### [Work item]
Look through the records below and collect all lines that hold the string "views".

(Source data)

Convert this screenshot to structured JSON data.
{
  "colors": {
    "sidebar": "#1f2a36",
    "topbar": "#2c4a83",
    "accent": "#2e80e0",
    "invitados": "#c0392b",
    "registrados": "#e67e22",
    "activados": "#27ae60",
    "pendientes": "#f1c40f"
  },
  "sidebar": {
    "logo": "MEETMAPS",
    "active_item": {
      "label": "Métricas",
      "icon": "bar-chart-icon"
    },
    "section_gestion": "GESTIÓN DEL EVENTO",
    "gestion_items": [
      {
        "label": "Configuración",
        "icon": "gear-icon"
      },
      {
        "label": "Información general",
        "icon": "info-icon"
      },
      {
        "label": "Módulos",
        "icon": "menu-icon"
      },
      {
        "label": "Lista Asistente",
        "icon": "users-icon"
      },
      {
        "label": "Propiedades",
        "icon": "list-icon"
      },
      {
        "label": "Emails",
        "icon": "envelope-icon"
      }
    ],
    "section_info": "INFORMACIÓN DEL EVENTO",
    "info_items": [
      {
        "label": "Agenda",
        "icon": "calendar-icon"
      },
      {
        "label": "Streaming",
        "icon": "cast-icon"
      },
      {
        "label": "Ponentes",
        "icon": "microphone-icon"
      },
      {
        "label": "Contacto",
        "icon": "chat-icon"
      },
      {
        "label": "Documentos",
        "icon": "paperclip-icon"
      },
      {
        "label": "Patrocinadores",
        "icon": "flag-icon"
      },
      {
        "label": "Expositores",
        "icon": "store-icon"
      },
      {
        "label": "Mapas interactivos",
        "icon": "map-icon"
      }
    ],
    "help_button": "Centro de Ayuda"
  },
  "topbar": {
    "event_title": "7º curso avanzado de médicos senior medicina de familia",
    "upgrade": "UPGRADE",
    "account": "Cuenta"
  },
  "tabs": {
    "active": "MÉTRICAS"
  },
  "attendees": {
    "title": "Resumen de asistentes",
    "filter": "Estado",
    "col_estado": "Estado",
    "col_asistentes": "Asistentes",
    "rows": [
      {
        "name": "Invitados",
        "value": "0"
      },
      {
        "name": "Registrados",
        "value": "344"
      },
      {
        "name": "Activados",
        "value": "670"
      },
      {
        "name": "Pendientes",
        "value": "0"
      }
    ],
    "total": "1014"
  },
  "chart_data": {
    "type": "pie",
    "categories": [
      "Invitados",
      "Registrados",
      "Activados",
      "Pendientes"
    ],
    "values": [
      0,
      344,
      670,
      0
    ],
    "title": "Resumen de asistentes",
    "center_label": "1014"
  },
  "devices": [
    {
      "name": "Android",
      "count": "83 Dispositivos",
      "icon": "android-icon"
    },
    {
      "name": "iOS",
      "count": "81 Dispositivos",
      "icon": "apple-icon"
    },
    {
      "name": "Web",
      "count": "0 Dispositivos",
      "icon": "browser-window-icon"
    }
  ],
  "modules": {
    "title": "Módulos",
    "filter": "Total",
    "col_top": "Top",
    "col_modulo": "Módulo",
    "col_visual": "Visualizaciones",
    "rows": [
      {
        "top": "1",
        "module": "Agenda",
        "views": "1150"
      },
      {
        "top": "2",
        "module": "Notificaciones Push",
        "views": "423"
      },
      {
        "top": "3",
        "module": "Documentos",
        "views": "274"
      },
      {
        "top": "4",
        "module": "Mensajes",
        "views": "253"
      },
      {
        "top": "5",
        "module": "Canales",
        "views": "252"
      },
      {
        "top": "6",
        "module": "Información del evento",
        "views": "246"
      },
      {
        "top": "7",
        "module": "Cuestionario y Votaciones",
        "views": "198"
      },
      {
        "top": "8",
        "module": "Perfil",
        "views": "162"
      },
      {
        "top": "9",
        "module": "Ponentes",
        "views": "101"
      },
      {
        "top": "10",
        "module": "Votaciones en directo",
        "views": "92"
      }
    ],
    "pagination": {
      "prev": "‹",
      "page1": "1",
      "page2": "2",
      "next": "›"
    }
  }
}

### [Response to the task]
        "views": "1150"
        "views": "423"
        "views": "274"
        "views": "253"
        "views": "252"
        "views": "246"
        "views": "198"
        "views": "162"
        "views": "101"
        "views": "92"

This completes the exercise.